Bright Planning, my consultancy, was born in that moment when daydreaming inspiration meets dire necessity. I had wanted to start my own agency for a while, but I was comfortable in my position as a marketing director for a copywriting agency at the time.

Then one morning, out of nowhere, the agency president informed me they were restructuring and I was terminated effective immediately.

I was locked out of my computer, none of the clients or writers in the agency knew what was happening, and I got served one final paycheck.

(I later discovered they were having cash flow issues and therefore had to cut one of their higher salaries…mine).

I had no clients to start my own thing…just a handful of references and a short window.

As a single mother in a town with very limited job prospects, no way to easily move to another city, and a mortgage due, I had a very short runway to either find a new job or start this dream I had held in my mind for over a year. I knew the rough business structure, the pitch, the process of how I could build my business…so I started pounding the pavement and making contacts.

While I picked up little freelance projects (copywriting, web design, anything to put food on the table), I spread the word that I was offering one signature service: a quarterly custom-tailored marketing plan.
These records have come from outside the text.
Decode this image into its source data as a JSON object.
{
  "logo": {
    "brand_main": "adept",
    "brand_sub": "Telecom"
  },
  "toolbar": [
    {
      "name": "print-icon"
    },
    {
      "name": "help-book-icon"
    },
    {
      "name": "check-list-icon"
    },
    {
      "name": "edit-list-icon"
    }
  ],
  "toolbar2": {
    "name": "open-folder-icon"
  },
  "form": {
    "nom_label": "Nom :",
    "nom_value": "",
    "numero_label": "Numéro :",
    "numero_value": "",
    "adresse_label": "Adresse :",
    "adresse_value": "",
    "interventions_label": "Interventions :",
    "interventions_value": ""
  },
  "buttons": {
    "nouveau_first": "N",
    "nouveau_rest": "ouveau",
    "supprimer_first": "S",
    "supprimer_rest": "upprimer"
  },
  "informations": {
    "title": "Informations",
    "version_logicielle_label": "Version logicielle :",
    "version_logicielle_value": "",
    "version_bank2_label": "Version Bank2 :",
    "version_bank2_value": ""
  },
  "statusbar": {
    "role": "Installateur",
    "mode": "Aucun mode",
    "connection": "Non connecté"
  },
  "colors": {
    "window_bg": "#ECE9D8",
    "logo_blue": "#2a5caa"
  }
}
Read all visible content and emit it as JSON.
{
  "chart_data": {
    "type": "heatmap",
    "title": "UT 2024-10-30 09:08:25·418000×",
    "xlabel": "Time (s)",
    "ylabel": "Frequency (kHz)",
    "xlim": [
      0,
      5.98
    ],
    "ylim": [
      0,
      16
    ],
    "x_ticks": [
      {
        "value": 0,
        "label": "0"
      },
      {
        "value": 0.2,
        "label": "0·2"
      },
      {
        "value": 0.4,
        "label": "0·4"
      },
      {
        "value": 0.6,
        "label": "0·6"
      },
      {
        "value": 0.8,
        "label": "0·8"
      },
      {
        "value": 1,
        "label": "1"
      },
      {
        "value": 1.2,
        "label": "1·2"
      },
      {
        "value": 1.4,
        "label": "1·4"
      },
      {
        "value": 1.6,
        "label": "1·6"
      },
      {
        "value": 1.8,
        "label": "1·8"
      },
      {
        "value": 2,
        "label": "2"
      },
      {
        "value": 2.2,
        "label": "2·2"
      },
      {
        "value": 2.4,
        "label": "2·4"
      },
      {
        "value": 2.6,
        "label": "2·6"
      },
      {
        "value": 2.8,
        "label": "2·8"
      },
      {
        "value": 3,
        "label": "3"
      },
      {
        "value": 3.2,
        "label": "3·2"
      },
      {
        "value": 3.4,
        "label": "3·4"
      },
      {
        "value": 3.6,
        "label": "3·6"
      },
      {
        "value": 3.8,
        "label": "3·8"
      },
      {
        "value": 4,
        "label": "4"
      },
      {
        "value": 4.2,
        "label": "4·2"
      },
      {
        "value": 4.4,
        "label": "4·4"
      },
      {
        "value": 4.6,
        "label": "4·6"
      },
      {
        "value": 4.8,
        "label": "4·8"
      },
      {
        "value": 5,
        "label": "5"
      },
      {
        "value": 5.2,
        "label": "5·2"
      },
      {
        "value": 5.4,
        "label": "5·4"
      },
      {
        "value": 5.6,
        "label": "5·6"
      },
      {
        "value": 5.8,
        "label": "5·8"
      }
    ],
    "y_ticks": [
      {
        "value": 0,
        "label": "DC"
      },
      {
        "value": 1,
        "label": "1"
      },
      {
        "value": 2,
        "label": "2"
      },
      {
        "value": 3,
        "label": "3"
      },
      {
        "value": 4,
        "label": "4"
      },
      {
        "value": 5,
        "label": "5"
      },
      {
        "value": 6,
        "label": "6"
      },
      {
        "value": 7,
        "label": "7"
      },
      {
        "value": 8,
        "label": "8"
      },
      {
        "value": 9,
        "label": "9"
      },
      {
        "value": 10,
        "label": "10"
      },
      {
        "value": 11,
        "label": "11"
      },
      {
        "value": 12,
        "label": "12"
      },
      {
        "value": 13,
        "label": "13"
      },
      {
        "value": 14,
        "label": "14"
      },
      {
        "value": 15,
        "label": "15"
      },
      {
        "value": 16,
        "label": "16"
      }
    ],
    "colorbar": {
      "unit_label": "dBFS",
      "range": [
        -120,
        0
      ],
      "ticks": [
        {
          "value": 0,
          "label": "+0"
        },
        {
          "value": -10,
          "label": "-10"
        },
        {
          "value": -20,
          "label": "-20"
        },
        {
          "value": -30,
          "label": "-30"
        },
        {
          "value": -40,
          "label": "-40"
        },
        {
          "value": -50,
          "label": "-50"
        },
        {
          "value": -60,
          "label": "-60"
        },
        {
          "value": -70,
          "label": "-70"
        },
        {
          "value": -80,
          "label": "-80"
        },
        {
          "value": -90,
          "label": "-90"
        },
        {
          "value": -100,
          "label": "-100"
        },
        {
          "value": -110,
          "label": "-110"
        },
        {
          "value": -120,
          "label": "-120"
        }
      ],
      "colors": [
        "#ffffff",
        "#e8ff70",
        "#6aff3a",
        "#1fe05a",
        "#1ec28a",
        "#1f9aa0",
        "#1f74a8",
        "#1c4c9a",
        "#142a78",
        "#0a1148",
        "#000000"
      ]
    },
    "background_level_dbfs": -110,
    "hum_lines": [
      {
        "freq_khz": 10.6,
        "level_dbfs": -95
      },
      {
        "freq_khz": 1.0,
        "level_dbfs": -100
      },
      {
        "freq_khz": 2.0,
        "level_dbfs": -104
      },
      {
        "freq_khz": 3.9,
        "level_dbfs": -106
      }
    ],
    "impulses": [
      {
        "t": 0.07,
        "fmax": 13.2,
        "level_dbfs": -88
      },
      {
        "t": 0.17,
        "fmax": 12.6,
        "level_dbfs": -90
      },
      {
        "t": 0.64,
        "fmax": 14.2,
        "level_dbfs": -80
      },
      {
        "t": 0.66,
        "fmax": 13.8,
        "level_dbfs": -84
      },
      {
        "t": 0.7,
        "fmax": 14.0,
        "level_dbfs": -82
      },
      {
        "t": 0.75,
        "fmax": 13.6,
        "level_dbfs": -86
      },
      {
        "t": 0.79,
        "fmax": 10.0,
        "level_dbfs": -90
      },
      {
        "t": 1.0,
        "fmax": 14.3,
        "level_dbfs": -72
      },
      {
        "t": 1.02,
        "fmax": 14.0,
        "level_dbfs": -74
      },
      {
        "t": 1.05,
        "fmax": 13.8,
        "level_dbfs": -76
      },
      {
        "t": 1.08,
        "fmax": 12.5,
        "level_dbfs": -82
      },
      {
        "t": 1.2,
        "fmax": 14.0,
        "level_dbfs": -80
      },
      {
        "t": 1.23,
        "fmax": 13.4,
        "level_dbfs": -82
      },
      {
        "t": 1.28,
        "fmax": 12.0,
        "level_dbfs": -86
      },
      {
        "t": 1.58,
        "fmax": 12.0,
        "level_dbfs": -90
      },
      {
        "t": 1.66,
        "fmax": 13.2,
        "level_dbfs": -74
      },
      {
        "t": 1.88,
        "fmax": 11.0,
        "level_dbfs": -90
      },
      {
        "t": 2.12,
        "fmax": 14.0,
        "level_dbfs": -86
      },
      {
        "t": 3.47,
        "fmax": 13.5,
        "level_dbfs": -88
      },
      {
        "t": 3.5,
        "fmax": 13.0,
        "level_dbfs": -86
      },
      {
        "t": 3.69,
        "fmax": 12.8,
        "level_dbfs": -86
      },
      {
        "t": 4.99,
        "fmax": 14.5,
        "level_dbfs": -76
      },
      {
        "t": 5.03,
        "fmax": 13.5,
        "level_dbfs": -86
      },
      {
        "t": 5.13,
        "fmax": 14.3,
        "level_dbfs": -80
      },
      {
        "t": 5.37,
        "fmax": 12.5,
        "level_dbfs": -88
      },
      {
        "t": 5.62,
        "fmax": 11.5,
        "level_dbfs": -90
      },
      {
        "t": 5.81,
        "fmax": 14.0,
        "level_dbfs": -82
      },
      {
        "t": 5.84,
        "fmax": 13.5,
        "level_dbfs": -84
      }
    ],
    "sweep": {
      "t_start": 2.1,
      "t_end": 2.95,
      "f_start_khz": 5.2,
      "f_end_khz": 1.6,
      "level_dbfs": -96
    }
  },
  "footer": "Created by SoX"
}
A few small business owners hired me to write up these “blueprints” as I called them at the time, and from there came a handful of referrals from a job well done and the results they had with their blueprint, and then word of mouth spread.

Within three months, I had enough business to declare an official opening of my consultancy and went head first into building it to what it is today.

Three pieces of advice I would give to anyone thinking of starting a small business:

1. In order to scale successfully, you have to understand your cash flow.

Facebook likes, website visitors, news coverage of your venture don’t directly equal survival. Cash flow equals survival.

From day one, make sure you have your financial system set up or get an accountant or business consultant to do it for you. It will save you so much time, energy, and prevent stress.

2. Speaking of, don’t be a slave to time.

Delegate tasks to contractors, hire employees, train paid interns…whatever you need to do to make sure you keep a work-life balance. When first starting my business, I worked 60-80 hours a week but I always made sure I sat down to dinner with my son every night and fully focused on him.

The best part of having your own business is that you’re not on someone else’s clock, you’re on your own…so use that time wisely.

3. For any type of sales launch, event, or new service roll-out, start planning your marketing campaign 8 weeks in advance.

There’s nothing worse than scrambling at the last minute to get the word out about your business. Take your time and strategically build your marketing, communications, and sales funnel piece by piece. This ensures you make the best decisions that will serve your company’s brand in the long run.

And take notes of what works and what doesn’t, and apply those to your next marketing campaign.